(Component data from apps and pages)

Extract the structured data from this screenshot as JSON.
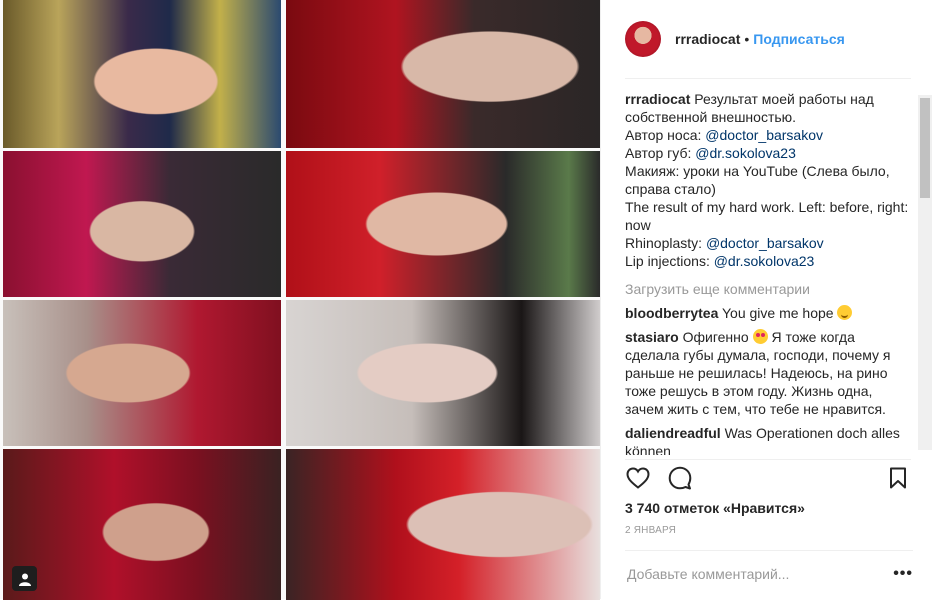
{
  "post": {
    "username": "rrradiocat",
    "separator": "•",
    "follow_label": "Подписаться"
  },
  "caption": {
    "username": "rrradiocat",
    "line1": "Результат моей работы над собственной внешностью.",
    "nose_label": "Автор носа:",
    "nose_link": "@doctor_barsakov",
    "lips_label": "Автор губ:",
    "lips_link": "@dr.sokolova23",
    "makeup": "Макияж: уроки на YouTube (Слева было, справа стало)",
    "english": "The result of my hard work. Left: before, right: now",
    "rhinoplasty_label": "Rhinoplasty:",
    "rhinoplasty_link": "@doctor_barsakov",
    "lip_inj_label": "Lip injections:",
    "lip_inj_link": "@dr.sokolova23"
  },
  "load_more": "Загрузить еще комментарии",
  "comments": [
    {
      "user": "bloodberrytea",
      "text": "You give me hope",
      "emoji": "smile-emoji"
    },
    {
      "user": "stasiaro",
      "text_before": "Офигенно",
      "emoji": "heart-eyes-emoji",
      "text_after": "Я тоже когда сделала губы думала, господи, почему я раньше не решилась! Надеюсь, на рино тоже решусь в этом году. Жизнь одна, зачем жить с тем, что тебе не нравится."
    },
    {
      "user": "daliendreadful",
      "text": "Was Operationen doch alles können"
    }
  ],
  "actions": {
    "like_icon": "heart-icon",
    "comment_icon": "comment-icon",
    "save_icon": "bookmark-icon"
  },
  "likes": "3 740 отметок «Нравится»",
  "date": "2 ЯНВАРЯ",
  "add_comment_placeholder": "Добавьте комментарий...",
  "more_label": "•••"
}
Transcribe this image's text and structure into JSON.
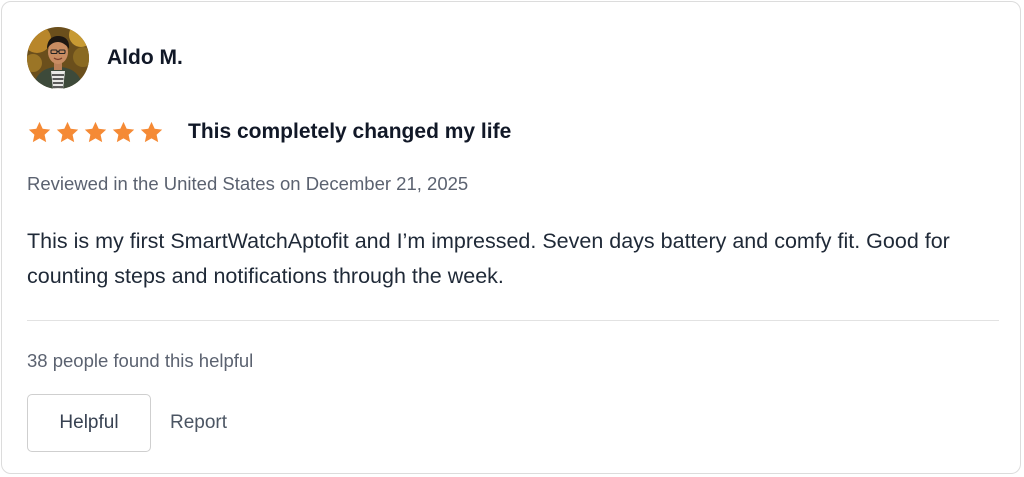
{
  "review": {
    "reviewer_name": "Aldo M.",
    "avatar_icon": "reviewer-avatar-photo",
    "rating": 5,
    "rating_max": 5,
    "star_color": "#f58a35",
    "title": "This completely changed my life",
    "meta": "Reviewed in the United States on December 21, 2025",
    "body": "This is my first SmartWatchAptofit and I’m impressed. Seven days battery and comfy fit. Good for counting steps and notifications through the week.",
    "helpful_count_text": "38 people found this helpful",
    "helpful_button_label": "Helpful",
    "report_label": "Report"
  }
}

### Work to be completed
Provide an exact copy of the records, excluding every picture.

### Your solution
Extract the structured data from this screenshot as JSON.
{
  "post": {
    "username": "rrradiocat",
    "separator": "•",
    "follow_label": "Подписаться"
  },
  "caption": {
    "username": "rrradiocat",
    "line1": "Результат моей работы над собственной внешностью.",
    "nose_label": "Автор носа:",
    "nose_link": "@doctor_barsakov",
    "lips_label": "Автор губ:",
    "lips_link": "@dr.sokolova23",
    "makeup": "Макияж: уроки на YouTube (Слева было, справа стало)",
    "english": "The result of my hard work. Left: before, right: now",
    "rhinoplasty_label": "Rhinoplasty:",
    "rhinoplasty_link": "@doctor_barsakov",
    "lip_inj_label": "Lip injections:",
    "lip_inj_link": "@dr.sokolova23"
  },
  "load_more": "Загрузить еще комментарии",
  "comments": [
    {
      "user": "bloodberrytea",
      "text": "You give me hope",
      "emoji": "smile-emoji"
    },
    {
      "user": "stasiaro",
      "text_before": "Офигенно",
      "emoji": "heart-eyes-emoji",
      "text_after": "Я тоже когда сделала губы думала, господи, почему я раньше не решилась! Надеюсь, на рино тоже решусь в этом году. Жизнь одна, зачем жить с тем, что тебе не нравится."
    },
    {
      "user": "daliendreadful",
      "text": "Was Operationen doch alles können"
    }
  ],
  "actions": {
    "like_icon": "heart-icon",
    "comment_icon": "comment-icon",
    "save_icon": "bookmark-icon"
  },
  "likes": "3 740 отметок «Нравится»",
  "date": "2 ЯНВАРЯ",
  "add_comment_placeholder": "Добавьте комментарий...",
  "more_label": "•••"
}
Transcribe this image's text and structure into JSON.
{
  "review": {
    "reviewer_name": "Aldo M.",
    "avatar_icon": "reviewer-avatar-photo",
    "rating": 5,
    "rating_max": 5,
    "star_color": "#f58a35",
    "title": "This completely changed my life",
    "meta": "Reviewed in the United States on December 21, 2025",
    "body": "This is my first SmartWatchAptofit and I’m impressed. Seven days battery and comfy fit. Good for counting steps and notifications through the week.",
    "helpful_count_text": "38 people found this helpful",
    "helpful_button_label": "Helpful",
    "report_label": "Report"
  }
}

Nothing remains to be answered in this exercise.